Wheat harvest in England (Photo: Martin Pettitt, www.flickr.com)
Global climate change impacts on crop yields up to the 2050s can be small for rice and wheat, and modest for maize, provided farmers adopt practices and technologies such as improved varieties, planting at optimal times, and improved water and fertilizer management. This conclusion was drawn from a review of 157 studies from across the world.
Over the last decades, a large number of scientific studies have been carried out on climate change impacts on crop yields. In a review study, the results of 157 of these studies from across the world, published in the period 1984 to 2016, were combined to assess climate change impacts on the yields of three major crops: wheat, maize and rice.

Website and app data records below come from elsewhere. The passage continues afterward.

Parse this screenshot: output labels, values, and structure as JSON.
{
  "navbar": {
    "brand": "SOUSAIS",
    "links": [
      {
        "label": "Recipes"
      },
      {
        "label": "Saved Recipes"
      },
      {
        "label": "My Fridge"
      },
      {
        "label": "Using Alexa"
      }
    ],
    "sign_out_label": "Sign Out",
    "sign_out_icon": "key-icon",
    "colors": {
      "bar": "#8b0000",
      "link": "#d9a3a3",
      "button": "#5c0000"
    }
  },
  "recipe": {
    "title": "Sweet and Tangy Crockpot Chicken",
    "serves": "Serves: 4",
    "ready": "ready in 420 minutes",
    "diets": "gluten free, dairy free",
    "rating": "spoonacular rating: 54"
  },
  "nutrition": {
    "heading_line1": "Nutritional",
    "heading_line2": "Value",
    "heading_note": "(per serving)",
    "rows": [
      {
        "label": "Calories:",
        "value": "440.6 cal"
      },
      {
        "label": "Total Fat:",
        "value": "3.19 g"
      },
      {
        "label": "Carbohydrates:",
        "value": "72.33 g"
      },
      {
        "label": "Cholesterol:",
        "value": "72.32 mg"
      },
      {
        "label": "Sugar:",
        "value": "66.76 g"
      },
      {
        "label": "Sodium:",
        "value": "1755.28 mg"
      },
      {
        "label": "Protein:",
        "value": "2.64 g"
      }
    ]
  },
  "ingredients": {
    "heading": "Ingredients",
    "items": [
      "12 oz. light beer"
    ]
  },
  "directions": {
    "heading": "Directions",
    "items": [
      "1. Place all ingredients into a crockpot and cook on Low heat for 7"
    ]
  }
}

In addition to potential impacts, also the effects of different adaptation strategies to mitigate these impacts were studied. This was done for every country across the world.
No adaptation, high yield losses
Without adaptation, losses in crop yields due to climate change are high and increase with time. Mean global wheat and rice yield losses increase from 6% in the 2020s to 12% - 15% by 2080s, compared with the reference period of 1960-1990. Similarly, for maize, the combination of 157 studies shows an increase from 9% losses in the 2020s to 20% in the 2080s. Low latitudes generally show higher yield losses except for wheat, which shows only a small reduction until the 2050s.
Mitigation through adaptation
Adaptation can significantly mitigate these impacts. After considering farmers’ adaptation, climate change yield losses are relatively small, especially for wheat and rice. For wheat, global yield losses are 1% in the 2020s and 4% in the 2080s. For rice and maize global yield losses are 3% (2020s) to 6% (2080s), and 6% (2020s) to 13% (2080s), respectively. With adaptation, climate change impacts are not major issues for the production of wheat, rice and maize for many countries until the 2050s.
Several previous studies have shown that food security under climate change is less vulnerable in temperate, high-income countries than in tropical, low-income countries of Asia, Africa and Latin America. The global assessment of these 157 studies shows that such differences may not necessarily be large or significant across political, economic and climatic regions if the right adaptation measures are implemented. Adaptation can help to reduce inter-regional differences.
Out of the assessed adaptation measures, the most effective are improved application of nutrients and improved irrigation. These measures can largely reduce climate change impacts on maize, rice and wheat yields. Other measures, such as changing planting dates and cultivars, are less effective.
Strongest impacts in Middle East and Africa
There will still be food production gaps (supply rates lower than projected demand) in the future; for wheat in top-producing countries in Europe and Asia, Sub-Saharan Africa, and North America, and for rice in a few Central Asian countries. For wheat and rice, the additional impact of climate change, after adaptation, is small however. For maize, many countries of Sub-Saharan Africa and South Asia are primary hotspots where the production gap may increase due to climate change. For all crops combined, yields in the Middle East and Africa will be significantly more impacted compared to other regions.
Good news, with a side note
The good news is that with adaptation, climate change doesn't have to add significantly to the challenge of food production for the majority of countries except for some potential hotspots distributed around the world. Especially in vulnerable, low-latitude countries there is considerable scope for increasing yields. However, massive investment, policy, and institutional support will be needed to facilitate adoption and scaling-out of such practices, and to address climatic variability. The economic costs and institutional support for these adaptation strategies could be a constraint for many lower-income countries.
Source: Aggarwal et al., 2019. Environmental Research Letters 14.